Construction on the Indian Residential School History and Dialogue Centre (IRSC) is currently underway and projected for completion in July 2017.

UBC is building the $5.5 million facility in the space between the Irving K. Barber Learning Centre and the Koerner Library. The decision to build the IRSC was made in 2011 and received formal approval by the UBC Board of Governors in June of this year.

“It’s very welcome to see that construction is beginning. We’ve been working on this project for quite a long time and at various points, we were not entirely certain that the project would be completed,” said Linc Kesler, senior advisor to the president on Aboriginal affairs and the director for the First Nations House of Learning.

The IRSC aims to increase awareness about residential school issues by providing visitors both in and outside the university community with access to public records. According to Kesler, UBC will be obtaining these records from the University of Manitoba’s National Centre of Truth and Reconciliation Commission among other places.

“[The National Centre holds] a lot of the records from the Truth and Reconciliation Commission … We are working very closely with that centre to making the records more usable,” said Kesler.

 Kesler noted that the IRSC will be unique from other related establishments due to its focus on using interactive technology to present its materials. Specific plans to achieve this are currently in the making.

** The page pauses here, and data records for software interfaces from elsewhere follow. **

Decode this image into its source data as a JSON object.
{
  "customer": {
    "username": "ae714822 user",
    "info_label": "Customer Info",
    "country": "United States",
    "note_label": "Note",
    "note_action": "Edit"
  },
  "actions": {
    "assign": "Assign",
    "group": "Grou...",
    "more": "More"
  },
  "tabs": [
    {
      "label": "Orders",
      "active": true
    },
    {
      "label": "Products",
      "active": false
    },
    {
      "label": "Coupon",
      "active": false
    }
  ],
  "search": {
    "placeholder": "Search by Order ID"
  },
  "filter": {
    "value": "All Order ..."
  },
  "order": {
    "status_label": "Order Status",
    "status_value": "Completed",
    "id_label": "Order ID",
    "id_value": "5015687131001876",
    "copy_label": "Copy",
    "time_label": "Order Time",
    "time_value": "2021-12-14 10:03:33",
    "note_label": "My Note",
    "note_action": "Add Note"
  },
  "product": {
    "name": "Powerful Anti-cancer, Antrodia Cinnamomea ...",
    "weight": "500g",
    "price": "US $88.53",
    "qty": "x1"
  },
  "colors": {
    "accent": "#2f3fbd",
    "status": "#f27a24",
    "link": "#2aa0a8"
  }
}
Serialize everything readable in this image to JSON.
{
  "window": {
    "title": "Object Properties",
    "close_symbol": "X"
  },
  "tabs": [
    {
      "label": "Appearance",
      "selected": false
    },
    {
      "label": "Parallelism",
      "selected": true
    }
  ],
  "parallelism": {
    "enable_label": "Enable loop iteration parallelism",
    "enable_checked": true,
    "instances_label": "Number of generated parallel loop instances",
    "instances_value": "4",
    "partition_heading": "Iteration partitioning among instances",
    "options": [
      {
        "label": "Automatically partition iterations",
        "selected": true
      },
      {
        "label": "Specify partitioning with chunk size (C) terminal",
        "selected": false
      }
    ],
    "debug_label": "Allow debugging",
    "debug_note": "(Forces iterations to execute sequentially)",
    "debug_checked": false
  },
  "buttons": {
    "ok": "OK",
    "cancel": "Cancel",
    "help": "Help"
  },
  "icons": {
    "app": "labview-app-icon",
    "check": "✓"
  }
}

 “We want to develop an approach to interactive technology in working with that kind of information that will be very intuitive for our users,” said Kesler.

Construction wise, the IRSC will consist of two floors and occupy a total area of approximately 5,200 square feet. John Metras — managing director of infrastructure development at UBC — said that although the IRSC is physically a relatively small project, the location does present challenges.

“It’s not an easily accessible location for construction activity and so we’ve had to think carefully about the logistics,” said Metras.

On top of construction on the building itself, the project includes additional landscaping work in the surrounding area. Plans are being made to upgrade the Library Garden once the IRSC is complete.

 “[The Library Garden] needs to be refreshed. It’s been a long lime since any work has been done in that area and so it’s due for work to enhance it given its prominent location,” said Metras.

Today UBC held a formal ceremony to announce the start of construction on the IRSC, where UBC President Santa Ono and key members of the Truth and Reconciliation Commission presented.

“We are aware that public education has until very recently offered very little to generations of students,” said Ono during the presentation. “We are committed from this day forward to addressing that deficit seriously.”